- Your goal:
The expected output is every line below, reproduced exactly.

Element data from apps and pages
•••••

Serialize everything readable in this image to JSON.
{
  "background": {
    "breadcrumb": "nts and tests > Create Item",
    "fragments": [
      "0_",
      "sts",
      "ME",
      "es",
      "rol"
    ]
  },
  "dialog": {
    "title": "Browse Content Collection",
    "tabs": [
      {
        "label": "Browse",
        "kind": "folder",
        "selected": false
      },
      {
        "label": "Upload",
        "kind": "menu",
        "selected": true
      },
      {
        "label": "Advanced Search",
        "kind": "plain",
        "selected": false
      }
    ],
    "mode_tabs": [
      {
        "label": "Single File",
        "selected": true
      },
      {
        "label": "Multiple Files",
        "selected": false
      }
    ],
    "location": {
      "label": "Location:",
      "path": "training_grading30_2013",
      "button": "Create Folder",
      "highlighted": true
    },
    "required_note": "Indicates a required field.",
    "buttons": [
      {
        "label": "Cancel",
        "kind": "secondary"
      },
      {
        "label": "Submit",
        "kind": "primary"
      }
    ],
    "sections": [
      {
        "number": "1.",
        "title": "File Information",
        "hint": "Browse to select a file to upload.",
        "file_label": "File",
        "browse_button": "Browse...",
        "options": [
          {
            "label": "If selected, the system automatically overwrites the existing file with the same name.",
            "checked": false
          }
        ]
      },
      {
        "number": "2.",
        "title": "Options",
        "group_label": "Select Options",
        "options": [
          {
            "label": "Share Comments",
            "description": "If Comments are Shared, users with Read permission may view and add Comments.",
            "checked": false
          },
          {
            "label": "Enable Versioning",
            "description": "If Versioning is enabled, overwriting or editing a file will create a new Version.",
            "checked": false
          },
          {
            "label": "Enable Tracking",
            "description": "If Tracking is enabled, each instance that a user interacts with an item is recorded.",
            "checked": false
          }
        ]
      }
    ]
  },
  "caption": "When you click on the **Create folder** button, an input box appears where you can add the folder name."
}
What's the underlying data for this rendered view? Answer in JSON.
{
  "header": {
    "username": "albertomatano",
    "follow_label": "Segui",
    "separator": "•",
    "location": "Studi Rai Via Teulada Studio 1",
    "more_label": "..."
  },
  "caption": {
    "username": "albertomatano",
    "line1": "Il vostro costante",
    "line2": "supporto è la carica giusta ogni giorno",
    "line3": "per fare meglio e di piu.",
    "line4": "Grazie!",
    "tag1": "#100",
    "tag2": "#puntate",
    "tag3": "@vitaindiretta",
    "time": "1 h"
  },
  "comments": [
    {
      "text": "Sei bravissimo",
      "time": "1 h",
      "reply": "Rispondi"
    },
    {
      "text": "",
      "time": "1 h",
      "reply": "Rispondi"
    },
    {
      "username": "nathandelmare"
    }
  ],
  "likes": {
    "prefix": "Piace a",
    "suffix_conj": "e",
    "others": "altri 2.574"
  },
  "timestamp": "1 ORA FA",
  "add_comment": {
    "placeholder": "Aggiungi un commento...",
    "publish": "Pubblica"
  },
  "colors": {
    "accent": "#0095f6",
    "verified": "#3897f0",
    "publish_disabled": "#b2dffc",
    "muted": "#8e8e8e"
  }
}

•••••

- Response area:
Serialize everything readable in this image to JSON.
{
  "background": {
    "breadcrumb": "nts and tests > Create Item",
    "fragments": [
      "0_",
      "sts",
      "ME",
      "es",
      "rol"
    ]
  },
  "dialog": {
    "title": "Browse Content Collection",
    "tabs": [
      {
        "label": "Browse",
        "kind": "folder",
        "selected": false
      },
      {
        "label": "Upload",
        "kind": "menu",
        "selected": true
      },
      {
        "label": "Advanced Search",
        "kind": "plain",
        "selected": false
      }
    ],
    "mode_tabs": [
      {
        "label": "Single File",
        "selected": true
      },
      {
        "label": "Multiple Files",
        "selected": false
      }
    ],
    "location": {
      "label": "Location:",
      "path": "training_grading30_2013",
      "button": "Create Folder",
      "highlighted": true
    },
    "required_note": "Indicates a required field.",
    "buttons": [
      {
        "label": "Cancel",
        "kind": "secondary"
      },
      {
        "label": "Submit",
        "kind": "primary"
      }
    ],
    "sections": [
      {
        "number": "1.",
        "title": "File Information",
        "hint": "Browse to select a file to upload.",
        "file_label": "File",
        "browse_button": "Browse...",
        "options": [
          {
            "label": "If selected, the system automatically overwrites the existing file with the same name.",
            "checked": false
          }
        ]
      },
      {
        "number": "2.",
        "title": "Options",
        "group_label": "Select Options",
        "options": [
          {
            "label": "Share Comments",
            "description": "If Comments are Shared, users with Read permission may view and add Comments.",
            "checked": false
          },
          {
            "label": "Enable Versioning",
            "description": "If Versioning is enabled, overwriting or editing a file will create a new Version.",
            "checked": false
          },
          {
            "label": "Enable Tracking",
            "description": "If Tracking is enabled, each instance that a user interacts with an item is recorded.",
            "checked": false
          }
        ]
      }
    ]
  },
  "caption": "When you click on the **Create folder** button, an input box appears where you can add the folder name."
}
What's the underlying data for this rendered view? Answer in JSON.
{
  "header": {
    "username": "albertomatano",
    "follow_label": "Segui",
    "separator": "•",
    "location": "Studi Rai Via Teulada Studio 1",
    "more_label": "..."
  },
  "caption": {
    "username": "albertomatano",
    "line1": "Il vostro costante",
    "line2": "supporto è la carica giusta ogni giorno",
    "line3": "per fare meglio e di piu.",
    "line4": "Grazie!",
    "tag1": "#100",
    "tag2": "#puntate",
    "tag3": "@vitaindiretta",
    "time": "1 h"
  },
  "comments": [
    {
      "text": "Sei bravissimo",
      "time": "1 h",
      "reply": "Rispondi"
    },
    {
      "text": "",
      "time": "1 h",
      "reply": "Rispondi"
    },
    {
      "username": "nathandelmare"
    }
  ],
  "likes": {
    "prefix": "Piace a",
    "suffix_conj": "e",
    "others": "altri 2.574"
  },
  "timestamp": "1 ORA FA",
  "add_comment": {
    "placeholder": "Aggiungi un commento...",
    "publish": "Pubblica"
  },
  "colors": {
    "accent": "#0095f6",
    "verified": "#3897f0",
    "publish_disabled": "#b2dffc",
    "muted": "#8e8e8e"
  }
}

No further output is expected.